But unfortunately the exquisite beauty of this temple has been marred by another temple, which is built for Ugra Narasimha, annexing the southern wall of the Chenna Kesava temple. Unless one has access to the garbhagriha of the Narasimha temple, it would be impossible to see the sculptural beauty of half the southern wall of Chenna Kesava temple.

Though Mysore archaeological report 1935, talks of removing this obstruction and building a separate temple for Narasimha, perhaps due to the unwillingness of the local villagers the project has remained on paper only. If not for this one flaw, the condition of this temple is fairly good.

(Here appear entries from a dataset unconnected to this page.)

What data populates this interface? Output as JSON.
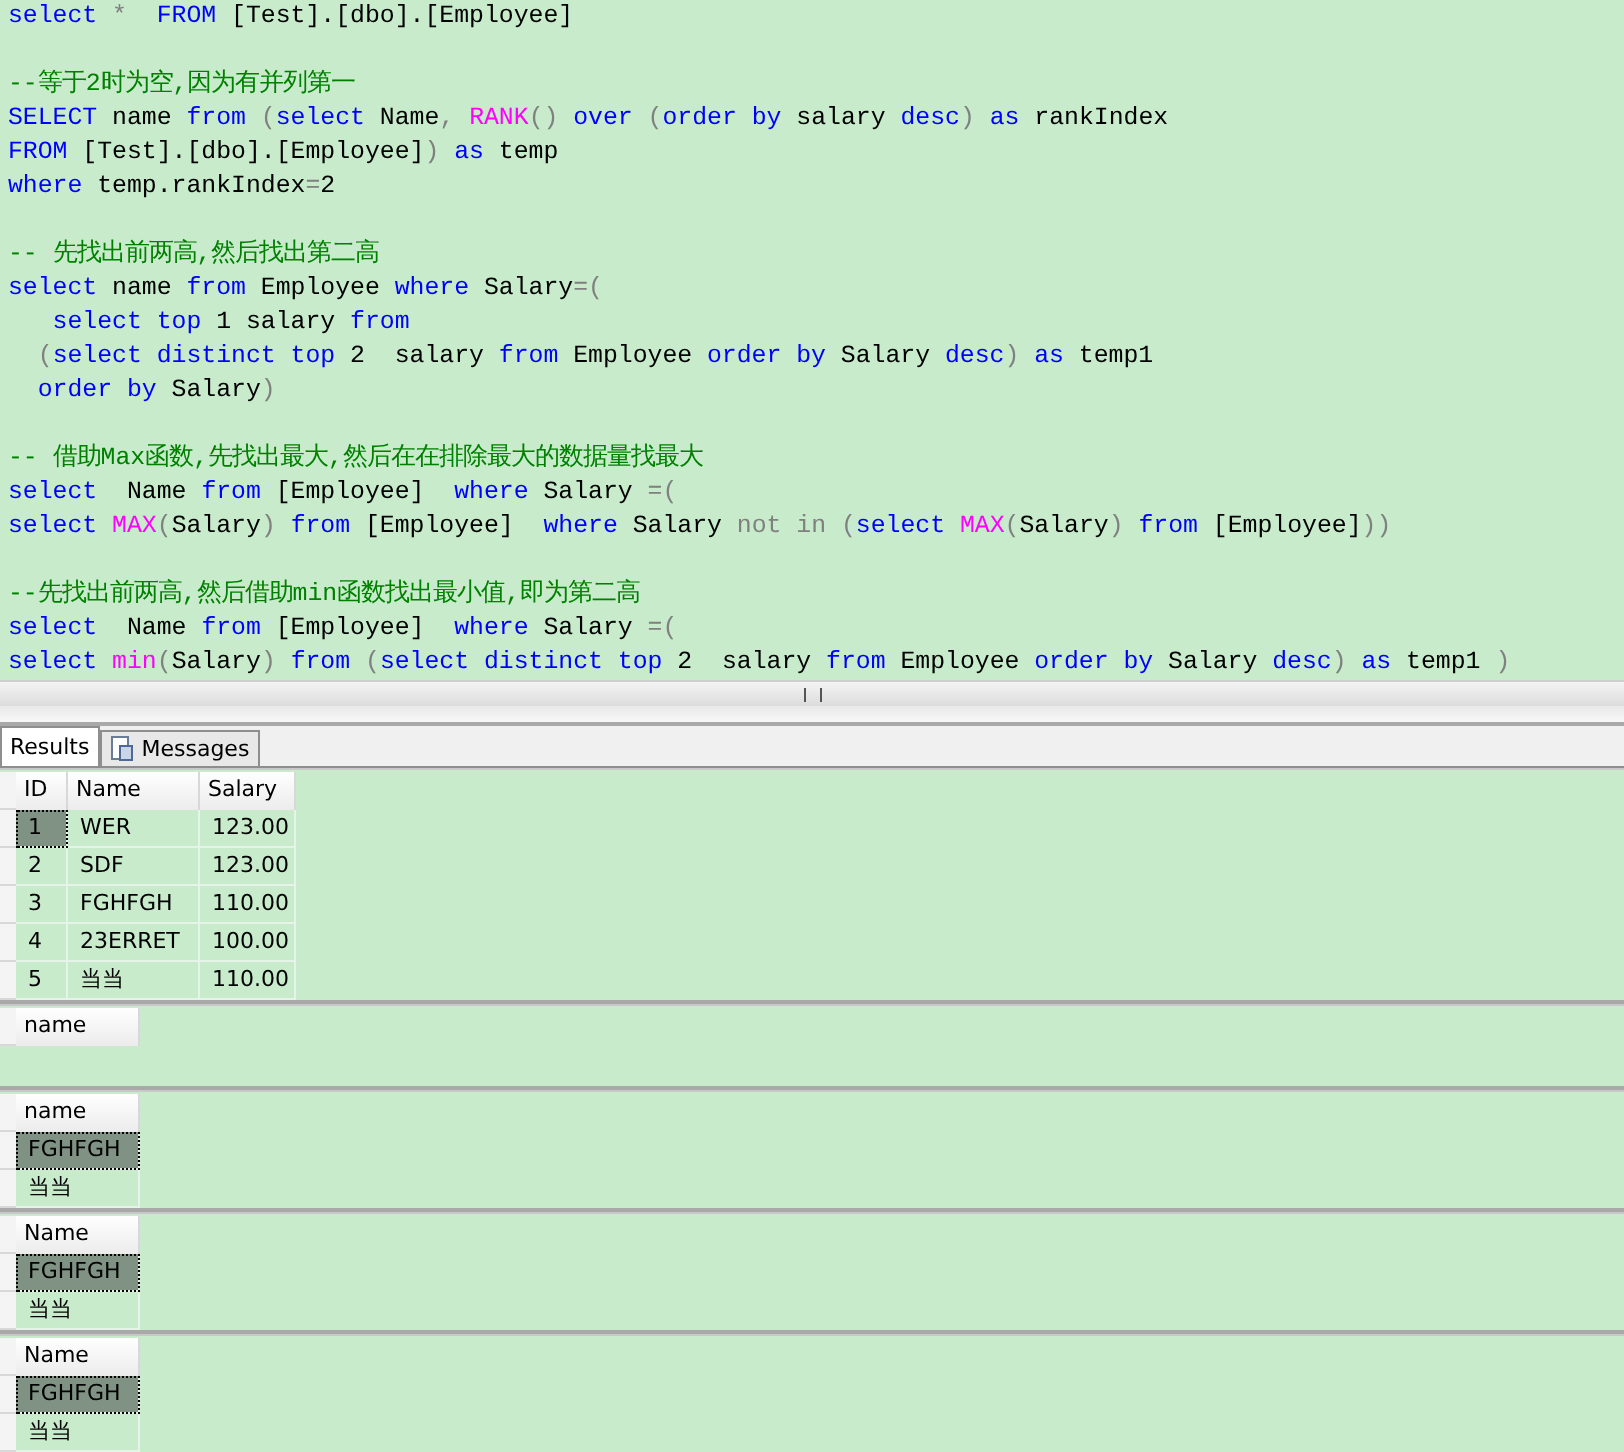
{
  "editor": {
    "blocks": [
      [
        [
          {
            "kind": "keyword",
            "t": "select"
          },
          {
            "kind": "operator",
            "t": " *  "
          },
          {
            "kind": "keyword",
            "t": "FROM"
          },
          {
            "kind": "plain",
            "t": " [Test].[dbo].[Employee]"
          }
        ]
      ],
      [
        [
          {
            "kind": "comment",
            "t": "--等于2时为空,因为有并列第一"
          }
        ],
        [
          {
            "kind": "keyword",
            "t": "SELECT"
          },
          {
            "kind": "plain",
            "t": " name "
          },
          {
            "kind": "keyword",
            "t": "from"
          },
          {
            "kind": "operator",
            "t": " ("
          },
          {
            "kind": "keyword",
            "t": "select"
          },
          {
            "kind": "plain",
            "t": " Name"
          },
          {
            "kind": "operator",
            "t": ", "
          },
          {
            "kind": "function",
            "t": "RANK"
          },
          {
            "kind": "operator",
            "t": "() "
          },
          {
            "kind": "keyword",
            "t": "over"
          },
          {
            "kind": "operator",
            "t": " ("
          },
          {
            "kind": "keyword",
            "t": "order by"
          },
          {
            "kind": "plain",
            "t": " salary "
          },
          {
            "kind": "keyword",
            "t": "desc"
          },
          {
            "kind": "operator",
            "t": ") "
          },
          {
            "kind": "keyword",
            "t": "as"
          },
          {
            "kind": "plain",
            "t": " rankIndex"
          }
        ],
        [
          {
            "kind": "keyword",
            "t": "FROM"
          },
          {
            "kind": "plain",
            "t": " [Test].[dbo].[Employee]"
          },
          {
            "kind": "operator",
            "t": ") "
          },
          {
            "kind": "keyword",
            "t": "as"
          },
          {
            "kind": "plain",
            "t": " temp"
          }
        ],
        [
          {
            "kind": "keyword",
            "t": "where"
          },
          {
            "kind": "plain",
            "t": " temp.rankIndex"
          },
          {
            "kind": "operator",
            "t": "="
          },
          {
            "kind": "plain",
            "t": "2"
          }
        ]
      ],
      [
        [
          {
            "kind": "comment",
            "t": "-- 先找出前两高,然后找出第二高"
          }
        ],
        [
          {
            "kind": "keyword",
            "t": "select"
          },
          {
            "kind": "plain",
            "t": " name "
          },
          {
            "kind": "keyword",
            "t": "from"
          },
          {
            "kind": "plain",
            "t": " Employee "
          },
          {
            "kind": "keyword",
            "t": "where"
          },
          {
            "kind": "plain",
            "t": " Salary"
          },
          {
            "kind": "operator",
            "t": "=("
          }
        ],
        [
          {
            "kind": "keyword",
            "t": "   select top"
          },
          {
            "kind": "plain",
            "t": " 1 salary "
          },
          {
            "kind": "keyword",
            "t": "from"
          }
        ],
        [
          {
            "kind": "operator",
            "t": "  ("
          },
          {
            "kind": "keyword",
            "t": "select distinct top"
          },
          {
            "kind": "plain",
            "t": " 2  salary "
          },
          {
            "kind": "keyword",
            "t": "from"
          },
          {
            "kind": "plain",
            "t": " Employee "
          },
          {
            "kind": "keyword",
            "t": "order by"
          },
          {
            "kind": "plain",
            "t": " Salary "
          },
          {
            "kind": "keyword",
            "t": "desc"
          },
          {
            "kind": "operator",
            "t": ") "
          },
          {
            "kind": "keyword",
            "t": "as"
          },
          {
            "kind": "plain",
            "t": " temp1"
          }
        ],
        [
          {
            "kind": "keyword",
            "t": "  order by"
          },
          {
            "kind": "plain",
            "t": " Salary"
          },
          {
            "kind": "operator",
            "t": ")"
          }
        ]
      ],
      [
        [
          {
            "kind": "comment",
            "t": "-- 借助Max函数,先找出最大,然后在在排除最大的数据量找最大"
          }
        ],
        [
          {
            "kind": "keyword",
            "t": "select"
          },
          {
            "kind": "plain",
            "t": "  Name "
          },
          {
            "kind": "keyword",
            "t": "from"
          },
          {
            "kind": "plain",
            "t": " [Employee]  "
          },
          {
            "kind": "keyword",
            "t": "where"
          },
          {
            "kind": "plain",
            "t": " Salary "
          },
          {
            "kind": "operator",
            "t": "=("
          }
        ],
        [
          {
            "kind": "keyword",
            "t": "select"
          },
          {
            "kind": "function",
            "t": " MAX"
          },
          {
            "kind": "operator",
            "t": "("
          },
          {
            "kind": "plain",
            "t": "Salary"
          },
          {
            "kind": "operator",
            "t": ") "
          },
          {
            "kind": "keyword",
            "t": "from"
          },
          {
            "kind": "plain",
            "t": " [Employee]  "
          },
          {
            "kind": "keyword",
            "t": "where"
          },
          {
            "kind": "plain",
            "t": " Salary "
          },
          {
            "kind": "operator",
            "t": "not in ("
          },
          {
            "kind": "keyword",
            "t": "select"
          },
          {
            "kind": "function",
            "t": " MAX"
          },
          {
            "kind": "operator",
            "t": "("
          },
          {
            "kind": "plain",
            "t": "Salary"
          },
          {
            "kind": "operator",
            "t": ") "
          },
          {
            "kind": "keyword",
            "t": "from"
          },
          {
            "kind": "plain",
            "t": " [Employee]"
          },
          {
            "kind": "operator",
            "t": "))"
          }
        ]
      ],
      [
        [
          {
            "kind": "comment",
            "t": "--先找出前两高,然后借助min函数找出最小值,即为第二高"
          }
        ],
        [
          {
            "kind": "keyword",
            "t": "select"
          },
          {
            "kind": "plain",
            "t": "  Name "
          },
          {
            "kind": "keyword",
            "t": "from"
          },
          {
            "kind": "plain",
            "t": " [Employee]  "
          },
          {
            "kind": "keyword",
            "t": "where"
          },
          {
            "kind": "plain",
            "t": " Salary "
          },
          {
            "kind": "operator",
            "t": "=("
          }
        ],
        [
          {
            "kind": "keyword",
            "t": "select"
          },
          {
            "kind": "function",
            "t": " min"
          },
          {
            "kind": "operator",
            "t": "("
          },
          {
            "kind": "plain",
            "t": "Salary"
          },
          {
            "kind": "operator",
            "t": ") "
          },
          {
            "kind": "keyword",
            "t": "from"
          },
          {
            "kind": "operator",
            "t": " ("
          },
          {
            "kind": "keyword",
            "t": "select distinct top"
          },
          {
            "kind": "plain",
            "t": " 2  salary "
          },
          {
            "kind": "keyword",
            "t": "from"
          },
          {
            "kind": "plain",
            "t": " Employee "
          },
          {
            "kind": "keyword",
            "t": "order by"
          },
          {
            "kind": "plain",
            "t": " Salary "
          },
          {
            "kind": "keyword",
            "t": "desc"
          },
          {
            "kind": "operator",
            "t": ") "
          },
          {
            "kind": "keyword",
            "t": "as"
          },
          {
            "kind": "plain",
            "t": " temp1 "
          },
          {
            "kind": "operator",
            "t": ")"
          }
        ]
      ]
    ]
  },
  "tabs": [
    {
      "label": "Results",
      "selected": true
    },
    {
      "label": "Messages",
      "selected": false
    }
  ],
  "grids": [
    {
      "columns": [
        "ID",
        "Name",
        "Salary"
      ],
      "rows": [
        {
          "cells": [
            "1",
            "WER",
            "123.00"
          ],
          "selected": true
        },
        {
          "cells": [
            "2",
            "SDF",
            "123.00"
          ],
          "selected": false
        },
        {
          "cells": [
            "3",
            "FGHFGH",
            "110.00"
          ],
          "selected": false
        },
        {
          "cells": [
            "4",
            "23ERRET",
            "100.00"
          ],
          "selected": false
        },
        {
          "cells": [
            "5",
            "当当",
            "110.00"
          ],
          "selected": false
        }
      ]
    },
    {
      "columns": [
        "name"
      ]
    },
    {
      "columns": [
        "name"
      ],
      "rows": [
        {
          "cells": [
            "FGHFGH"
          ],
          "selected": true
        },
        {
          "cells": [
            "当当"
          ],
          "selected": false
        }
      ]
    },
    {
      "columns": [
        "Name"
      ],
      "rows": [
        {
          "cells": [
            "FGHFGH"
          ],
          "selected": true
        },
        {
          "cells": [
            "当当"
          ],
          "selected": false
        }
      ]
    },
    {
      "columns": [
        "Name"
      ],
      "rows": [
        {
          "cells": [
            "FGHFGH"
          ],
          "selected": true
        },
        {
          "cells": [
            "当当"
          ],
          "selected": false
        }
      ]
    }
  ]
}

Pre-Hoysala shrine

A pre-Hoysala shrine, the Kalleshwara temple attracted the attention of experts, as the Natesha in the middle of the ashtadikpalakas panels over the mukhamantapa ceiling, is considered the most beautiful sculpture found in the State.

Consisting of garbagriha, antarala, and a mukhamantapa (with three lateral shrines), the temple's sanctum sanctorum is adorned with a huge black-granite Shivalinga.

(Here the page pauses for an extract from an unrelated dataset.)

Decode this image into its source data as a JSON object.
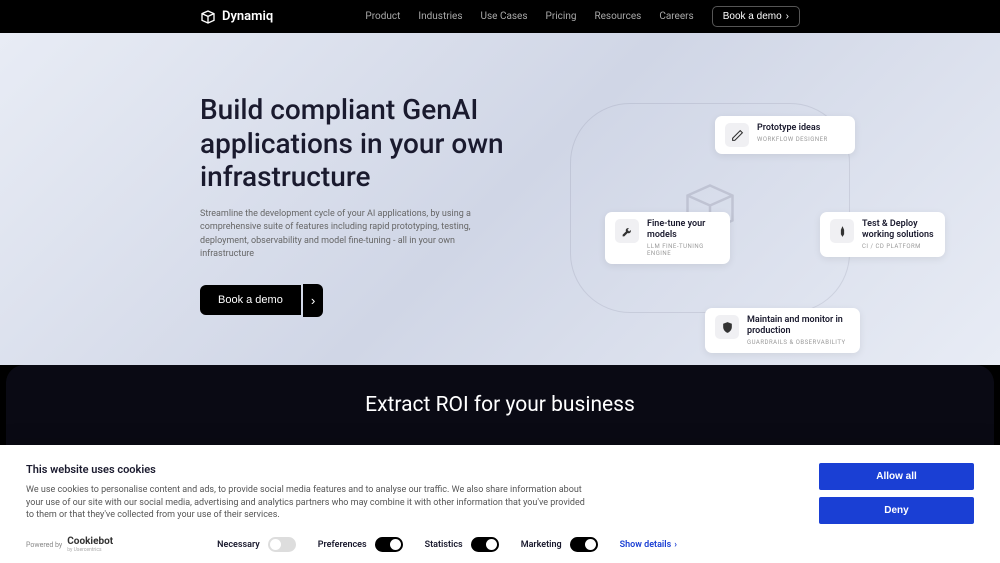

While the adhishtana is made of granites, the temple's walls and towers are constructed with bricks. The outer walls are insipid without projections and
recesses, but for the lone niche at the antarala that divides the vimana from the mukhamantapa. Pilasters built closer at the temple's interiors however, appears more refreshing.

The extraordinary ceiling of the mukhamantapa, with the Nolambas style portrayal of Umasahita (Shiva and Parvati together) at the central panel, is a stark contrast with the otherwise ordinary interior.

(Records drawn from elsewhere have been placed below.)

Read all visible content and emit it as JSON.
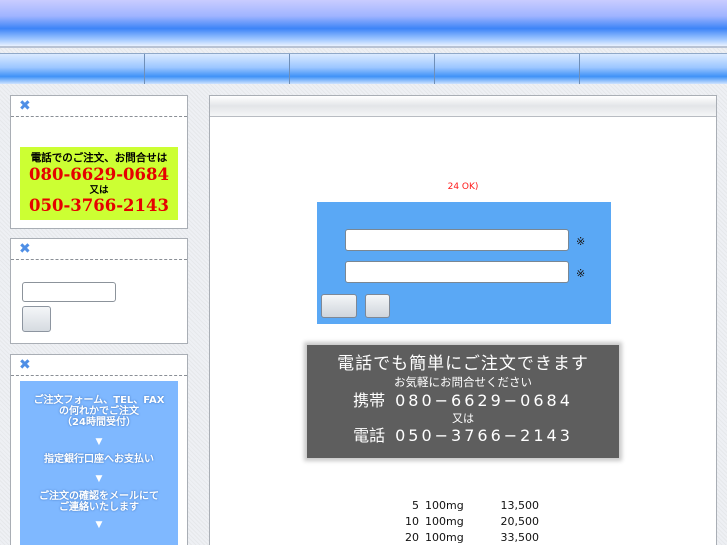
{
  "colors": {
    "header_blue": "#3d84f7",
    "phone_badge_bg": "#ccff33",
    "phone_number_red": "#e60000",
    "flow_panel_bg": "#7fb8ff",
    "form_panel_bg": "#5aa8f5",
    "banner_bg": "#5e5e5e",
    "notice_red": "#ff1a1a"
  },
  "icons": {
    "box_header": "x-mark-icon"
  },
  "sidebar": {
    "phone_box": {
      "icon_glyph": "✖",
      "line1": "電話でのご注文、お問合せは",
      "number1": "080-6629-0684",
      "or_text": "又は",
      "number2": "050-3766-2143"
    },
    "search_box": {
      "icon_glyph": "✖",
      "input_value": "",
      "button_label": ""
    },
    "flow_box": {
      "icon_glyph": "✖",
      "step1_line1": "ご注文フォーム、TEL、FAX",
      "step1_line2": "の何れかでご注文",
      "step1_line3": "（24時間受付）",
      "arrow": "▼",
      "step2": "指定銀行口座へお支払い",
      "step3_line1": "ご注文の確認をメールにて",
      "step3_line2": "ご連絡いたします",
      "arrow_bottom": "▼"
    }
  },
  "main": {
    "notice": "24 OK)",
    "form": {
      "field1_value": "",
      "field2_value": "",
      "required_mark": "※",
      "button1_label": "",
      "button2_label": ""
    },
    "banner": {
      "line1": "電話でも簡単にご注文できます",
      "line2": "お気軽にお問合せください",
      "mobile_label": "携帯",
      "mobile_number": "080−6629−0684",
      "or_text": "又は",
      "tel_label": "電話",
      "tel_number": "050−3766−2143"
    },
    "prices": [
      {
        "qty": "5",
        "dose": "100mg",
        "price": "13,500"
      },
      {
        "qty": "10",
        "dose": "100mg",
        "price": "20,500"
      },
      {
        "qty": "20",
        "dose": "100mg",
        "price": "33,500"
      }
    ]
  }
}
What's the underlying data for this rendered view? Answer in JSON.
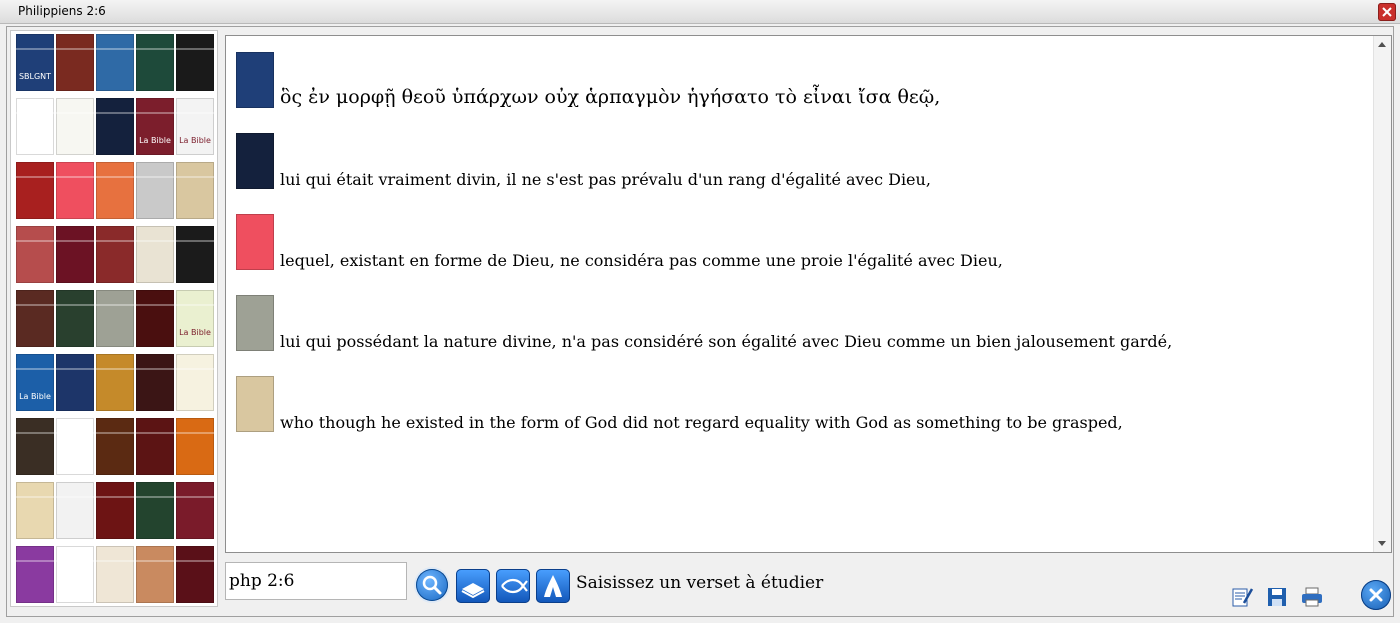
{
  "window": {
    "title": "Philippiens 2:6"
  },
  "books": [
    {
      "bg": "#1f3f78",
      "label": "SBLGNT"
    },
    {
      "bg": "#7a2a20",
      "label": ""
    },
    {
      "bg": "#2f6aa6",
      "label": ""
    },
    {
      "bg": "#1e4a3a",
      "label": ""
    },
    {
      "bg": "#1a1a1a",
      "label": ""
    },
    {
      "bg": "#ffffff",
      "label": ""
    },
    {
      "bg": "#f7f7f2",
      "label": ""
    },
    {
      "bg": "#14213d",
      "label": ""
    },
    {
      "bg": "#7c1e2c",
      "label": "La Bible"
    },
    {
      "bg": "#f3f3f3",
      "label": "La Bible"
    },
    {
      "bg": "#a8201f",
      "label": ""
    },
    {
      "bg": "#ef4f5f",
      "label": ""
    },
    {
      "bg": "#e7713f",
      "label": ""
    },
    {
      "bg": "#c9c9c9",
      "label": ""
    },
    {
      "bg": "#d9c7a0",
      "label": ""
    },
    {
      "bg": "#b64d4d",
      "label": ""
    },
    {
      "bg": "#6c1224",
      "label": ""
    },
    {
      "bg": "#8a2a2a",
      "label": ""
    },
    {
      "bg": "#e9e3d3",
      "label": ""
    },
    {
      "bg": "#1b1b1b",
      "label": ""
    },
    {
      "bg": "#5a2a22",
      "label": ""
    },
    {
      "bg": "#29402e",
      "label": ""
    },
    {
      "bg": "#9ea195",
      "label": ""
    },
    {
      "bg": "#4a0f0f",
      "label": ""
    },
    {
      "bg": "#eaf0d0",
      "label": "La Bible"
    },
    {
      "bg": "#1c5fa8",
      "label": "La Bible"
    },
    {
      "bg": "#1d3569",
      "label": ""
    },
    {
      "bg": "#c58a2a",
      "label": ""
    },
    {
      "bg": "#3b1515",
      "label": ""
    },
    {
      "bg": "#f6f2e0",
      "label": ""
    },
    {
      "bg": "#3a2e24",
      "label": ""
    },
    {
      "bg": "#ffffff",
      "label": ""
    },
    {
      "bg": "#5b2a12",
      "label": ""
    },
    {
      "bg": "#5c1414",
      "label": ""
    },
    {
      "bg": "#d96a14",
      "label": ""
    },
    {
      "bg": "#e8d8b0",
      "label": ""
    },
    {
      "bg": "#f2f2f2",
      "label": ""
    },
    {
      "bg": "#6d1414",
      "label": ""
    },
    {
      "bg": "#23442e",
      "label": ""
    },
    {
      "bg": "#7a1b2a",
      "label": ""
    },
    {
      "bg": "#8a3aa0",
      "label": ""
    },
    {
      "bg": "#ffffff",
      "label": ""
    },
    {
      "bg": "#efe6d6",
      "label": ""
    },
    {
      "bg": "#c98a60",
      "label": ""
    },
    {
      "bg": "#5a1018",
      "label": ""
    }
  ],
  "verses": [
    {
      "cover": "#1f3f78",
      "text": "ὃς ἐν μορφῇ θεοῦ ὑπάρχων οὐχ ἁρπαγμὸν ἡγήσατο τὸ εἶναι ἴσα θεῷ,",
      "greek": true
    },
    {
      "cover": "#14213d",
      "text": "lui qui était vraiment divin, il ne s'est pas prévalu d'un rang d'égalité avec Dieu,",
      "greek": false
    },
    {
      "cover": "#ef4f5f",
      "text": "lequel, existant en forme de Dieu, ne considéra pas comme une proie l'égalité avec Dieu,",
      "greek": false
    },
    {
      "cover": "#9ea195",
      "text": "lui qui possédant la nature divine, n'a pas considéré son égalité avec Dieu comme un bien jalousement gardé,",
      "greek": false
    },
    {
      "cover": "#d9c7a0",
      "text": "who though he existed in the form of God did not regard equality with God as something to be grasped,",
      "greek": false
    }
  ],
  "search": {
    "value": "php 2:6",
    "prompt": "Saisissez un verset à étudier"
  },
  "icons": [
    "search-icon",
    "book-icon",
    "fish-icon",
    "prayer-icon",
    "edit-icon",
    "save-icon",
    "print-icon",
    "close-icon"
  ]
}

The image of Gajalakshmi on the doorway adds charm to the place. The four lathe-cum-pillars, with cubical bases, supports the navaranga's ceiling. Apart from the Shiva-Parvati panel, the ceiling has eight other carvings of ashtadikpalakas, depicted with their consorts and vehicles. Four vidyadharas, with garlands in their hands, face up to the Natesha (with the expression of approaching him from the corners of the panel's beams).

These garland-bearing vidyadharas are quite common to Nolamba architecture; a clear evidence of the elegance and comprehensiveness of their style. The Natesha, meanwhile, is a remarkable three-dimensional image, wearing jewels such as the katibandana and tassels. The dancing lord is accompanied by three bhutas playing a three-headed percussion instrument. They are also seen with ayut and other symbols.

The northern and eastern lateral shrines contain idols of Kesava and Surya, while the southern one contains the Umasahita mounted over a large stele with a lotus pedestal and a prabhavali with a couple of flying vidyadharas.

Located 20 kms above Tiptur, Aralaguppe can be reached by trains running in the Bangalore - Tiptur - Arasikere route. 120 kms from Bangalore, the village can also be reached by road from Tiptur.

1 comment :

  1. I loved the detailed explanation about sculptures in the temple...would like to read other posts soon...